The Wichita returned in 1864 due to the American Civil War and established a settlement on the banks of the Little Arkansas. During this period, trader Jesse Chisholm established a trading post at the site, one of several along a trail extending south to Texas which became known as the Chisholm Trail. After the war, the Wichita permanently relocated south to Indian Territory (present-day Oklahoma).
Parsons was named after Levi Parsons, president of the Missouri–Kansas–Texas Railroad. The town was founded in 1870 and incorporated the following year. It soon became a major hub for several railroads including the Missouri Kansas & Texas Railroad, Parsons & Pacific Railroad, Kansas City & Pacific Railroad, and the Memphis, Kansas & Colorado Railroad.
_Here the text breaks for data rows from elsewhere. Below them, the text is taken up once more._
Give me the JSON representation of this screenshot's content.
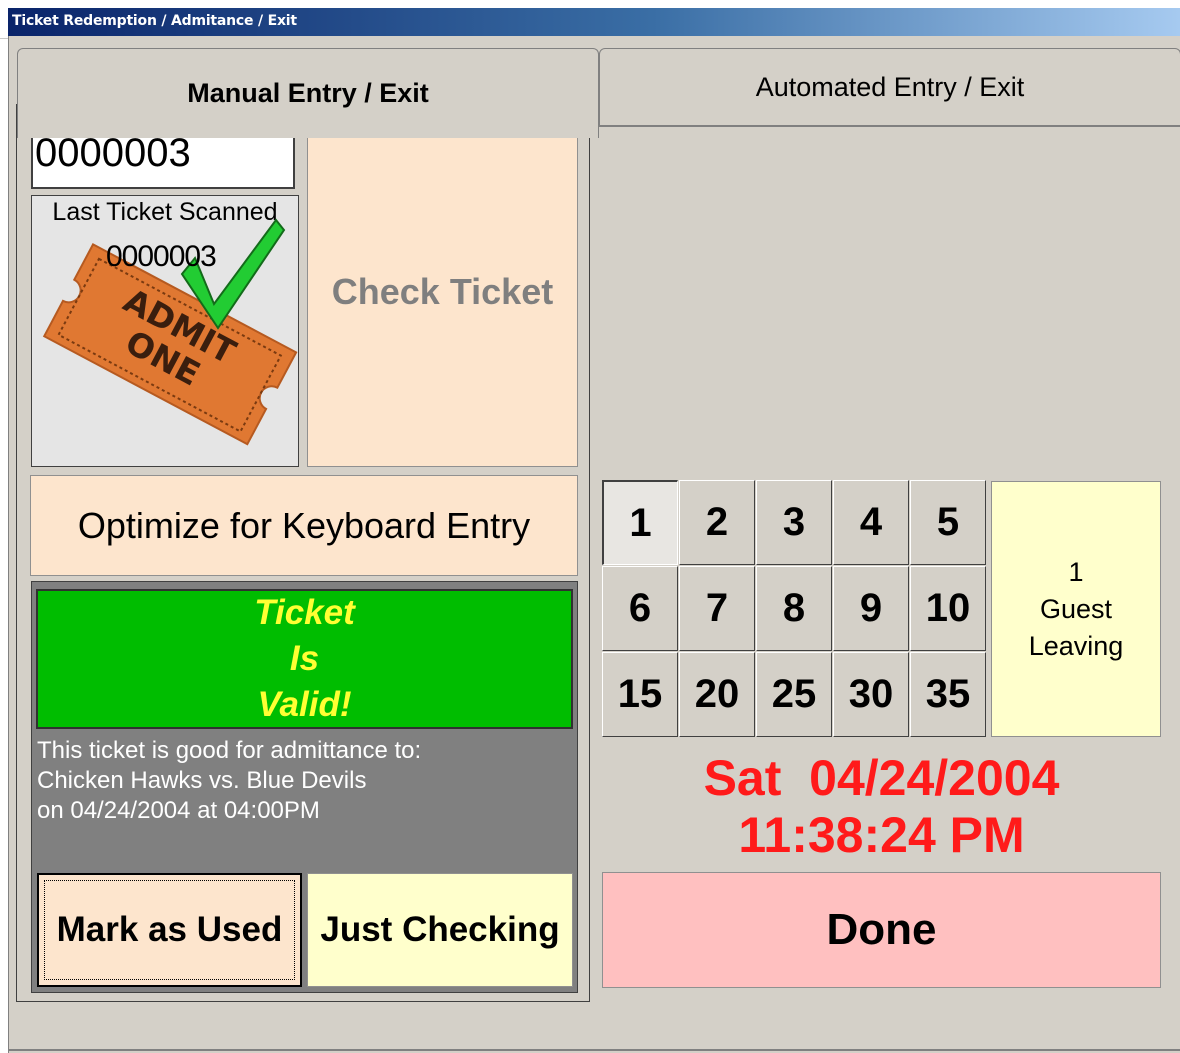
{
  "window": {
    "title": "Ticket Redemption / Admitance / Exit"
  },
  "tabs": [
    {
      "label": "Manual Entry / Exit",
      "active": true
    },
    {
      "label": "Automated Entry / Exit",
      "active": false
    }
  ],
  "manual": {
    "ticket_input_value": "0000003",
    "last_ticket": {
      "caption": "Last Ticket Scanned",
      "number": "0000003",
      "image_icon": "admit-one-ticket-icon",
      "check_icon": "green-checkmark-icon"
    },
    "check_ticket_label": "Check Ticket",
    "optimize_label": "Optimize for Keyboard Entry",
    "status": {
      "lines": [
        "Ticket",
        "Is",
        "Valid!"
      ],
      "detail": [
        "This ticket is good for admittance to:",
        "Chicken Hawks vs. Blue Devils",
        "on 04/24/2004 at 04:00PM"
      ]
    },
    "mark_used_label": "Mark as Used",
    "just_checking_label": "Just Checking"
  },
  "keypad": {
    "keys": [
      "1",
      "2",
      "3",
      "4",
      "5",
      "6",
      "7",
      "8",
      "9",
      "10",
      "15",
      "20",
      "25",
      "30",
      "35"
    ],
    "selected": "1"
  },
  "guest": {
    "count": "1",
    "line1": "Guest",
    "line2": "Leaving"
  },
  "datetime": {
    "date": "Sat  04/24/2004",
    "time": "11:38:24 PM"
  },
  "done_label": "Done",
  "colors": {
    "title_bar": "#0a246a",
    "valid_bg": "#00bd00",
    "valid_text": "#ffff33",
    "datetime_text": "#ff1a1a",
    "done_bg": "#ffc0c0",
    "peach": "#fde5cd",
    "cream": "#ffffcc"
  }
}
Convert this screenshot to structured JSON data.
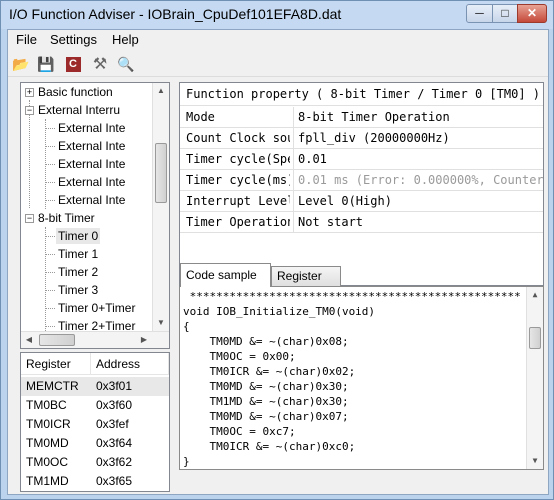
{
  "window": {
    "title": "I/O Function Adviser - IOBrain_CpuDef101EFA8D.dat",
    "minimize_glyph": "─",
    "maximize_glyph": "□",
    "close_glyph": "✕"
  },
  "menu": [
    "File",
    "Settings",
    "Help"
  ],
  "toolbar": [
    {
      "icon": "open-folder-icon",
      "glyph": "📂"
    },
    {
      "icon": "save-disk-icon",
      "glyph": "💾"
    },
    {
      "icon": "c-source-icon",
      "glyph": "C"
    },
    {
      "icon": "tools-icon",
      "glyph": "⚒"
    },
    {
      "icon": "search-icon",
      "glyph": "🔍"
    }
  ],
  "tree": {
    "items": [
      {
        "label": "Basic function",
        "level": 0,
        "expander": "+"
      },
      {
        "label": "External Interru",
        "level": 0,
        "expander": "−"
      },
      {
        "label": "External Inte",
        "level": 1
      },
      {
        "label": "External Inte",
        "level": 1
      },
      {
        "label": "External Inte",
        "level": 1
      },
      {
        "label": "External Inte",
        "level": 1
      },
      {
        "label": "External Inte",
        "level": 1
      },
      {
        "label": "8-bit Timer",
        "level": 0,
        "expander": "−"
      },
      {
        "label": "Timer 0",
        "level": 1,
        "selected": true
      },
      {
        "label": "Timer 1",
        "level": 1
      },
      {
        "label": "Timer 2",
        "level": 1
      },
      {
        "label": "Timer 3",
        "level": 1
      },
      {
        "label": "Timer 0+Timer",
        "level": 1
      },
      {
        "label": "Timer 2+Timer",
        "level": 1
      }
    ]
  },
  "registers": {
    "columns": [
      "Register",
      "Address"
    ],
    "rows": [
      {
        "register": "MEMCTR",
        "address": "0x3f01",
        "selected": true
      },
      {
        "register": "TM0BC",
        "address": "0x3f60"
      },
      {
        "register": "TM0ICR",
        "address": "0x3fef"
      },
      {
        "register": "TM0MD",
        "address": "0x3f64"
      },
      {
        "register": "TM0OC",
        "address": "0x3f62"
      },
      {
        "register": "TM1MD",
        "address": "0x3f65"
      }
    ]
  },
  "properties": {
    "title": "Function property ( 8-bit Timer / Timer 0 [TM0] )",
    "rows": [
      {
        "name": "Mode",
        "value": "8-bit Timer Operation"
      },
      {
        "name": "Count Clock sou",
        "value": "fpll_div (20000000Hz)"
      },
      {
        "name": "Timer cycle(Spe",
        "value": "0.01"
      },
      {
        "name": "Timer cycle(ms)",
        "value": "0.01 ms (Error: 0.000000%, Counter",
        "muted": true
      },
      {
        "name": "Interrupt Level",
        "value": "Level 0(High)"
      },
      {
        "name": "Timer Operation",
        "value": "Not start"
      }
    ]
  },
  "tabs": [
    {
      "label": "Code sample",
      "active": true
    },
    {
      "label": "Register",
      "active": false
    }
  ],
  "code": {
    "lines": [
      " **************************************************",
      "void IOB_Initialize_TM0(void)",
      "{",
      "    TM0MD &= ~(char)0x08;",
      "    TM0OC = 0x00;",
      "    TM0ICR &= ~(char)0x02;",
      "    TM0MD &= ~(char)0x30;",
      "    TM1MD &= ~(char)0x30;",
      "    TM0MD &= ~(char)0x07;",
      "    TM0OC = 0xc7;",
      "    TM0ICR &= ~(char)0xc0;",
      "}"
    ]
  },
  "colors": {
    "window_frame": "#bcd3ee",
    "client_bg": "#f0f0f0",
    "muted_text": "#9a9a9a",
    "close_button": "#c4493a"
  }
}
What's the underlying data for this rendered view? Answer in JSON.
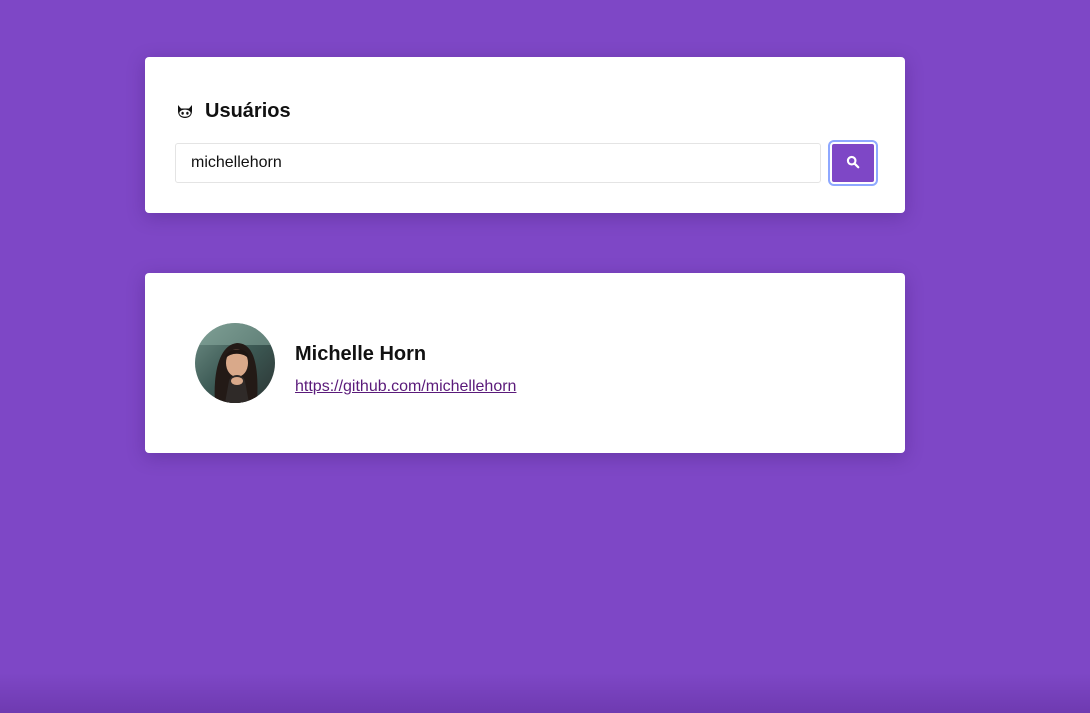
{
  "search_panel": {
    "title": "Usuários",
    "title_icon": "github-icon",
    "input_value": "michellehorn",
    "button_icon": "search-icon"
  },
  "result": {
    "name": "Michelle Horn",
    "profile_url": "https://github.com/michellehorn",
    "avatar": "avatar-photo"
  },
  "colors": {
    "background": "#7e47c6",
    "button": "#7e47c6",
    "link": "#5a1a7a",
    "focus_ring": "#8ea8ff"
  }
}
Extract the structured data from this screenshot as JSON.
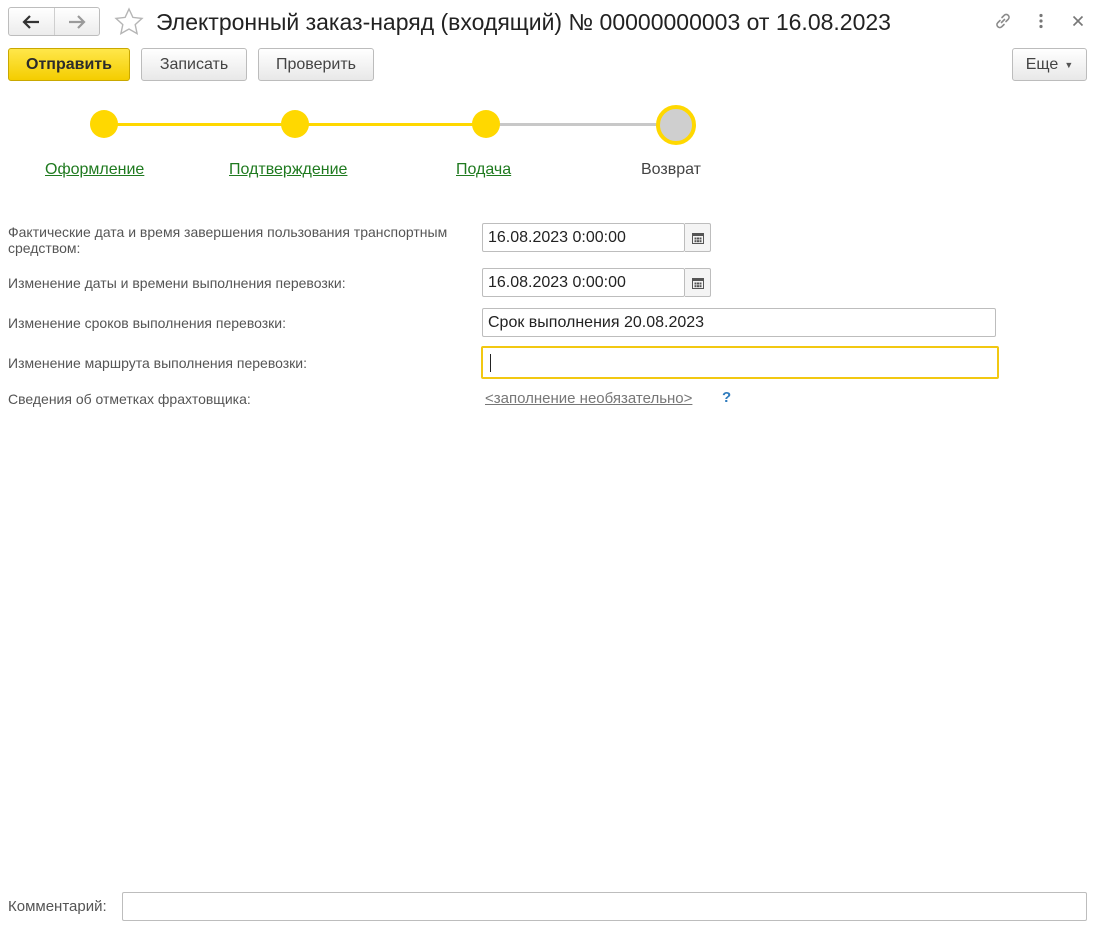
{
  "window": {
    "title": "Электронный заказ-наряд (входящий) № 00000000003 от 16.08.2023"
  },
  "toolbar": {
    "send_label": "Отправить",
    "save_label": "Записать",
    "check_label": "Проверить",
    "more_label": "Еще"
  },
  "steps": [
    {
      "label": "Оформление",
      "state": "done"
    },
    {
      "label": "Подтверждение",
      "state": "done"
    },
    {
      "label": "Подача",
      "state": "done"
    },
    {
      "label": "Возврат",
      "state": "current"
    }
  ],
  "form": {
    "actual_end": {
      "label": "Фактические дата и время завершения пользования транспортным средством:",
      "value": "16.08.2023  0:00:00"
    },
    "change_datetime": {
      "label": "Изменение даты и времени выполнения перевозки:",
      "value": "16.08.2023  0:00:00"
    },
    "change_terms": {
      "label": "Изменение сроков выполнения перевозки:",
      "value": "Срок выполнения 20.08.2023"
    },
    "change_route": {
      "label": "Изменение маршрута выполнения перевозки:",
      "value": ""
    },
    "charterer_notes": {
      "label": "Сведения об отметках фрахтовщика:",
      "link": "<заполнение необязательно>",
      "help": "?"
    },
    "comment": {
      "label": "Комментарий:",
      "value": ""
    }
  },
  "colors": {
    "accent": "#ffd800",
    "link_green": "#1f7a1f",
    "track_inactive": "#c8c8c8"
  }
}
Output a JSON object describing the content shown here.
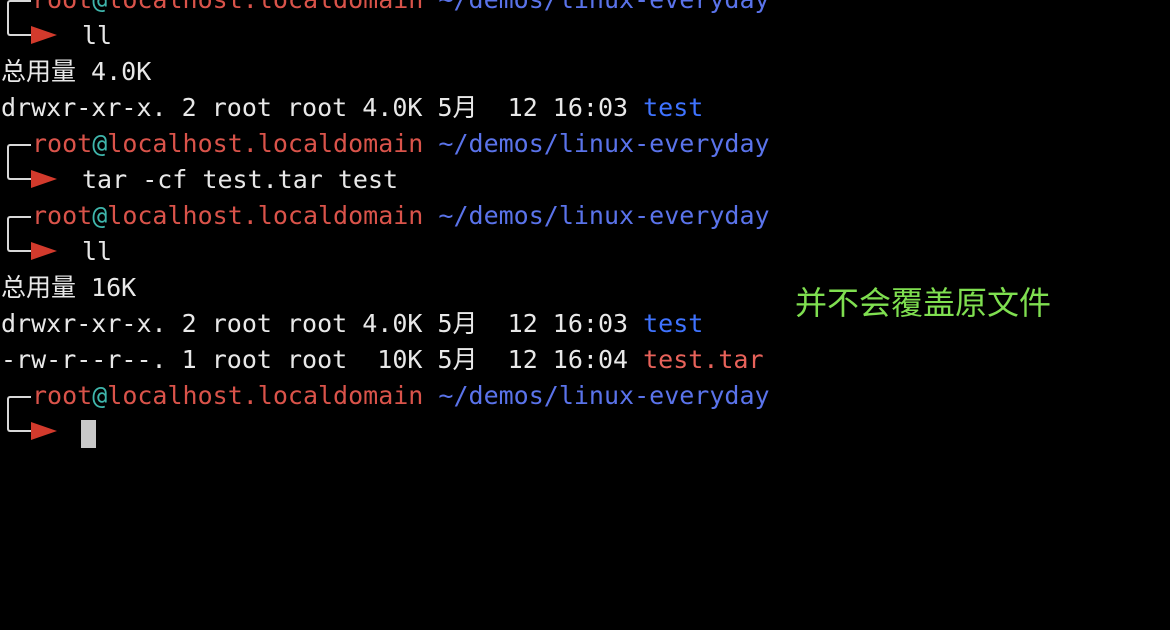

During World War II it was home to the Kansas Ordnance Plant, which later operated for some years as the Kansas Army Ammunition Plant. In Spring of 2005, the munitions plant was placed on the BRAC list for closure. The community has rallied behind the current plant operator, Day and Zimmerman, to keep the company on the grounds after closure and to keep those jobs and more in the Parsons area. (See link to ‘Great Plains Industrial Park’ in ‘External Links’, below) Parsons is also home to the Parsons State Hospital & Training Center, which has been in operation since 1903 when it was opened as the Kansas State Hospital for Epileptics.
This settlement was founded in 1869 as an Indian trading post by Col. James A. Coffey, serving the population across the border in what was then the Indian Territory. The town was stimulated in 1871 by being made a stop on the Leavenworth, Lawrence & Galveston Railroad, which connected it to other markets and developments. With the arrival of the railroad, a young surveyor, Napoleon B. Blanton, was dispatched to lay out the town. The naming of the town was left to the toss of a coin between Col. Coffey and U.S. Army Captain Blanton. Coffey won the toss and the town was officially named Coffeyville.
An Indian mission was established in 1829 at the town’s site, hence the name of the later settlement.
Oh How Time Flies For The Oldest Towns And Cities In Kansas
So there you have it, a look at some of the oldest places to live in Kansas. If we missed your city’s ‘date of foundation’, let us know in the comments. Or feel free to take a look at the table of the oldest places in Kansas.
And now, let’s raise our glasses, to the next 100 years of existence for these cities and towns in the Sunflower State.
And for those wondering, here are the newest additions to Kansas:
- Basehor (Founded in 1905)
- Garden City (Founded in 1905)
- Arkansas City (Founded in 1905)
Detailed List Of The Oldest Cities In Kansas